The word bespoke conjures up images of ‘grand designs’ but
the reality is that my parents, like many other young self-builders, were
constrained by their budget and therefore had little choice but to construct
their own home and all of its built-in furniture if they wanted to take part
in the modernist adventure.

I sometimes wonder what happened to the enthusiasm and experimentation so
often associated with post-war architecture. I have no desire to live in the past,
but after an extended housing boom and an increase in television programs
covering almost every aspect of buying, selling and renovating a home, it’s a
rare occasion when I hear somebody talking about the ways in which a home
can add value to your well being rather than your bank account.

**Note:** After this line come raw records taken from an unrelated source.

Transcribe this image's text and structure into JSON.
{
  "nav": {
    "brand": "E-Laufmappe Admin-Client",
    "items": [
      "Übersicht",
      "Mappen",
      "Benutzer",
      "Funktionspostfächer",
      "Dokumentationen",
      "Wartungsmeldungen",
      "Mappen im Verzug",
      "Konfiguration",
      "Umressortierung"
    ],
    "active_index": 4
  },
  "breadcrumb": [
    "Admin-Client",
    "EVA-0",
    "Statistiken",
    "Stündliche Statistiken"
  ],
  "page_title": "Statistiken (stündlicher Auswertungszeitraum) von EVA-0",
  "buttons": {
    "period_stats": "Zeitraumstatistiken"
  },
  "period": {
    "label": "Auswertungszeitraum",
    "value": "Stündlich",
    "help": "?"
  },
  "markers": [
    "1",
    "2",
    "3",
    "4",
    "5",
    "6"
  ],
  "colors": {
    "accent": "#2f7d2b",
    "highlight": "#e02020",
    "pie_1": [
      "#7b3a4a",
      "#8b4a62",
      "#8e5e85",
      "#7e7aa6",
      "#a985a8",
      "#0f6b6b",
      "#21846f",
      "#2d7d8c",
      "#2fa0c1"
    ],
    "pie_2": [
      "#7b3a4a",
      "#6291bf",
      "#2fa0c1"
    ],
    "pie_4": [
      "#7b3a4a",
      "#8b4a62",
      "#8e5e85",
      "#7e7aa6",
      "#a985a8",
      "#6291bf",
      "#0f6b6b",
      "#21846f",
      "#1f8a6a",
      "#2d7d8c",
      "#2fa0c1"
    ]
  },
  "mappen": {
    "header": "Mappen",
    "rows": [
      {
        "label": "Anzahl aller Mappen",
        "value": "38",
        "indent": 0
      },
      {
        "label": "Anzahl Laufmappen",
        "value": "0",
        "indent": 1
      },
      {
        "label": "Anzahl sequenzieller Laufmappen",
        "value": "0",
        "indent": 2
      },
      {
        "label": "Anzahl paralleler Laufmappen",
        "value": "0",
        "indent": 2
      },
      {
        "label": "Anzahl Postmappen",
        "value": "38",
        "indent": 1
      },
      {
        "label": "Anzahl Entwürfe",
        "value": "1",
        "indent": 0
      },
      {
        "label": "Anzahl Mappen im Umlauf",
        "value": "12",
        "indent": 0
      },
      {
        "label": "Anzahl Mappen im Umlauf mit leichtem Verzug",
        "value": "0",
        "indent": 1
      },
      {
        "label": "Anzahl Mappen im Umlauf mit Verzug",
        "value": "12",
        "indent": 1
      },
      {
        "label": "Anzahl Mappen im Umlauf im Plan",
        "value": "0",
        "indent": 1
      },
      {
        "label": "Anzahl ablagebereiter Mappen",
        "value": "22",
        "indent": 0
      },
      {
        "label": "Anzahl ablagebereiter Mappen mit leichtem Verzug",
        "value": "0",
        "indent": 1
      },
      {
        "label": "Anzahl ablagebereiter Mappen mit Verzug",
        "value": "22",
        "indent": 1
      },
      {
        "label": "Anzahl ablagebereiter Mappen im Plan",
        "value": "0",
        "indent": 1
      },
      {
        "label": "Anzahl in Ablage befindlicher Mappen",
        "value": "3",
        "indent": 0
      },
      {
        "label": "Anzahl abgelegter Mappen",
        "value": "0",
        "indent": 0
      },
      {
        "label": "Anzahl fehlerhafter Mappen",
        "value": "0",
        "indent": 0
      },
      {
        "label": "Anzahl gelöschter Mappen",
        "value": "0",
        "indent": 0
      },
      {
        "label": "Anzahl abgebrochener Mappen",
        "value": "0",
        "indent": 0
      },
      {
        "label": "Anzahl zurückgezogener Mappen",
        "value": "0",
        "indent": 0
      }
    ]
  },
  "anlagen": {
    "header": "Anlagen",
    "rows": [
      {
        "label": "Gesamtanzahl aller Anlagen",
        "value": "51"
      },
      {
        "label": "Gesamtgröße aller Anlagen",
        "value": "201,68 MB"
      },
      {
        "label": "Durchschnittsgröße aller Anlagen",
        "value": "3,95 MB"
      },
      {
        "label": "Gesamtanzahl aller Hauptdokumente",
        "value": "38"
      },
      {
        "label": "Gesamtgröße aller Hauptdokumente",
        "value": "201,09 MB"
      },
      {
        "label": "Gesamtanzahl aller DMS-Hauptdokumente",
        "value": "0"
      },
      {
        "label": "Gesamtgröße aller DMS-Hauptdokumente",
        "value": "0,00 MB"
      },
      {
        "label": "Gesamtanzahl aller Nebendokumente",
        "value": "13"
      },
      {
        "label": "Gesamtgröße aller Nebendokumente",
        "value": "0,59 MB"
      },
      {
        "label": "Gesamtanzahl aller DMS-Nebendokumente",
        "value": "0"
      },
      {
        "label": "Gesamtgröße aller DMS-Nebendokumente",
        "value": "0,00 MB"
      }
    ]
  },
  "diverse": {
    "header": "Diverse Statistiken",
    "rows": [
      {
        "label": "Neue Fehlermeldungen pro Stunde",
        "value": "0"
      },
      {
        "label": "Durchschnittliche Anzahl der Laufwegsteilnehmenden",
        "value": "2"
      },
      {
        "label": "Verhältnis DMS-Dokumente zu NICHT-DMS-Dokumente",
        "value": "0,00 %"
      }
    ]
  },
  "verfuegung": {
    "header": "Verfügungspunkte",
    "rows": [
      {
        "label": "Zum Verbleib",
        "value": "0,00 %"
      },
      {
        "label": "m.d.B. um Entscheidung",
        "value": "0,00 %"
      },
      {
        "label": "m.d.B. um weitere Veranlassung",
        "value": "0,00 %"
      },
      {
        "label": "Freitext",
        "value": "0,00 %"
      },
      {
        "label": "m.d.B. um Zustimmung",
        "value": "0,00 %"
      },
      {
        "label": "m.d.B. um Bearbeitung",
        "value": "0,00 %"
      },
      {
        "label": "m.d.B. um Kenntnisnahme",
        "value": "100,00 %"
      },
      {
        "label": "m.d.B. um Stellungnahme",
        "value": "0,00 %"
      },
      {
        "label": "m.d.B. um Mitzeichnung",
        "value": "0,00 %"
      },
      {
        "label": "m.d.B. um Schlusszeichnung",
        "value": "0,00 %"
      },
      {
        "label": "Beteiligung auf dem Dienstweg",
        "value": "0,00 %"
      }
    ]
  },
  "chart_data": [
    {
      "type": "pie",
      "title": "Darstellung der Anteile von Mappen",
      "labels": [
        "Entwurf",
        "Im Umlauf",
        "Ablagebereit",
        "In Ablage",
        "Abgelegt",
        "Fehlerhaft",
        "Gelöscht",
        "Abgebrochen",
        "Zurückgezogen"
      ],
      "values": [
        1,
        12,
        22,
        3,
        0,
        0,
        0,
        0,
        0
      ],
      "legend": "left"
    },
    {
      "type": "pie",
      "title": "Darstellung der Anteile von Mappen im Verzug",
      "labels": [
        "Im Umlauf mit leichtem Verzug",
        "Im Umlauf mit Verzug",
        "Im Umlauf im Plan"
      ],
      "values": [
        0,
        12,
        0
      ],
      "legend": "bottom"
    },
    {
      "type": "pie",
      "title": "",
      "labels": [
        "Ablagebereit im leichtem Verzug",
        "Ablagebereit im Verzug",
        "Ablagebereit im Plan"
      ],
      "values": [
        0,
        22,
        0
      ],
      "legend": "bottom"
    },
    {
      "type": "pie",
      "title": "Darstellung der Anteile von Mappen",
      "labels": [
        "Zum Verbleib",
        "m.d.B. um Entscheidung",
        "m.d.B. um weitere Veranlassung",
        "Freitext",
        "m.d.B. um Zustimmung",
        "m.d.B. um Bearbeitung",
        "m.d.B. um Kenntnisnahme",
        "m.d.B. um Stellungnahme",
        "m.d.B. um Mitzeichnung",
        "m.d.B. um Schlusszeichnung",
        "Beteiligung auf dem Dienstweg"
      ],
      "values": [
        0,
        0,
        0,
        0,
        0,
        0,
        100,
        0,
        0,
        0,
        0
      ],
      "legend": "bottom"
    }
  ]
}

With this in mind,
I tip my hat to all those indivuals working on the margins, the people who are
engaged in designing and constructing truly contemporary homes which
acknowledge the vital role that design can play in building a healthier and
more sustainable lifestyle.

A well designed home shouldn’t impose on its occupants a way of living,
rather it should compliment the ways in which occupants choose to live.
Perhaps there are still a few lessons we can learn from the relatively
brief exploration in modernist architecture in post-war Australia.

For more information on modernist homes in Kew check out the following
article on Melbourne Post-war Architecture in the online
edition of The Age newspaper.